I was pretty bad at checking for new comments on Cactus. What happened multiple times is that people would leave comments or questions on my blog, but I wouldn’t notice until 2 weeks later. At that point, it was pointless for me to respond because so much time had passed that those commenters surely wouldn’t be checking my blog for a response…
I would say that with Cactus I had a blog that allowed comments, but did not allow conversations. Not allowing conversations made the comments pointless in my opinion. I might as well have had no comments at all: at least people would stop leaving questions there that were destined to be unanswered, and instead they would have emailed me directly.
Between August and September 2023, I decided that I had to restart my quest for a commenting platform. This time I knew that I had to look for a solution that I had to install and manage myself. I was not super-excited about it, but from my first search for a Disqus alternative, I couldn’t find any managed solution that I really liked.

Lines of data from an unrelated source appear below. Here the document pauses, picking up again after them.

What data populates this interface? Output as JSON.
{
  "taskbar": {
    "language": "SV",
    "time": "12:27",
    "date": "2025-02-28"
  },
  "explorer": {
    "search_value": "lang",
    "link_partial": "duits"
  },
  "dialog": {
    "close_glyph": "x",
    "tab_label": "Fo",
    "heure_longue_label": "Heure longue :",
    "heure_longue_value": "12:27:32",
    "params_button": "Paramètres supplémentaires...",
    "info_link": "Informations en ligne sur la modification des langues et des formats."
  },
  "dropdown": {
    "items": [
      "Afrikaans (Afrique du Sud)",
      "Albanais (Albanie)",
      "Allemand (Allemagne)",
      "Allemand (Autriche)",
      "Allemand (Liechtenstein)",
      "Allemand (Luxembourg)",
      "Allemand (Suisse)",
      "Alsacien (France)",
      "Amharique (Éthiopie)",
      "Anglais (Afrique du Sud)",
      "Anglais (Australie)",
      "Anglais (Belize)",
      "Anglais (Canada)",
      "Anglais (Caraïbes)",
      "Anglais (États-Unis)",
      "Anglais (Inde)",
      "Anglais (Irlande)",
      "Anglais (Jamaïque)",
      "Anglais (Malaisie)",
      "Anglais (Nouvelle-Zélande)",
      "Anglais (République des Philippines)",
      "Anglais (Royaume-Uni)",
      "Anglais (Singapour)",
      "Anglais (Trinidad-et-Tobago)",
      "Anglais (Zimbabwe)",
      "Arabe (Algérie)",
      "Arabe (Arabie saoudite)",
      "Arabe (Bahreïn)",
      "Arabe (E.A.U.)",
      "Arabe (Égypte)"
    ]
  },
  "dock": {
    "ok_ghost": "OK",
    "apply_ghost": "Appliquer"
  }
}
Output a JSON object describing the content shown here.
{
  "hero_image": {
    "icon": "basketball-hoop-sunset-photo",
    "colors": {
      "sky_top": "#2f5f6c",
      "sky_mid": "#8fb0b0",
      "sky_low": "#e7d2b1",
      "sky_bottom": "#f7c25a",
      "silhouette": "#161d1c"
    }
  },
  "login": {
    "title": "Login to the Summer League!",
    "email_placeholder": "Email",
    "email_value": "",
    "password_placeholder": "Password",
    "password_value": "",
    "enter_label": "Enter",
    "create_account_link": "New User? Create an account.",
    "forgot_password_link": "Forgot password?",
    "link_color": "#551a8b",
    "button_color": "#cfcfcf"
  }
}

Initially I thought about writing my own commenting platform in Rust with a key-value store, but then I figured that if I looked for a software to install instead of a managed platform, maybe I could find something I liked.
After some research, I decided to go with Remark42. There were a few contenders, but Remark42 won because it looked like it had all of the features I needed, and more:
- it supports sending of email notifications, both to me, and to my readers;
- it supports various authentication mechanisms, including: email, GitHub, Google, Facebook, etc (it’s nice to give commenters a choice);
- it supports leaving comments anonymously, without logging in or leaving an email address;
- commenters can edit and delete comments;
- it supports importing comments from Disqus;
- in fact, it supports importing comments from any platform: the format it uses for restoring backups is JSON-based and very easy to replicate (in theory I could import the comments from Cactus, even though I have not done that yet);
- it’s privacy-focused, and it looks like it’s implemented with security in mind.
I decided to host it on Fly.io, which offers some compute and storage capacity for free. I was introduced to Fly.io on Mastodon, but I had never used it before.
For sending emails, I chose Elastic Email, which also offers the features I needed for free. I also had never used this service before, and did not know much about it: it showed up while searching for a free SMTP provider. Elastic Email describes itself as a marketing service, which does not sound great from the point of view of privacy, but I figured that all the emails being sent here contain only public information (all comments are public after all), so there’s not much to protect besides email addresses. And people are free to use temporary email providers like Mailinator if they don’t want to leave their real email, or even leave no email address at all. (Should I be concerned about Elastic Email, like I should have been concerned about Disqus? Let me know… in the comments below.)
Setting up Remark42 on Fly.io was relatively easy, but it took me way longer than I had expected, mostly because the Fly.io documentation was quite inconsistent and confusing, and also the Remark42 documentation was not fully clear. In the end I managed to make everything work and I’m pretty happy with the setup I ended up with. I’m going to publish details about my setup in a future blog post, in case you’re interested (update: said blog post is now published).
That’s all I have to say for now! Remark42 has been running on my blog for a few days, so it’s too early for me to say whether I’ll stick with it or I will look for a new solution, but so far it looks very promising, and I’m very happy with it. I hope this is the beginning of a long journey!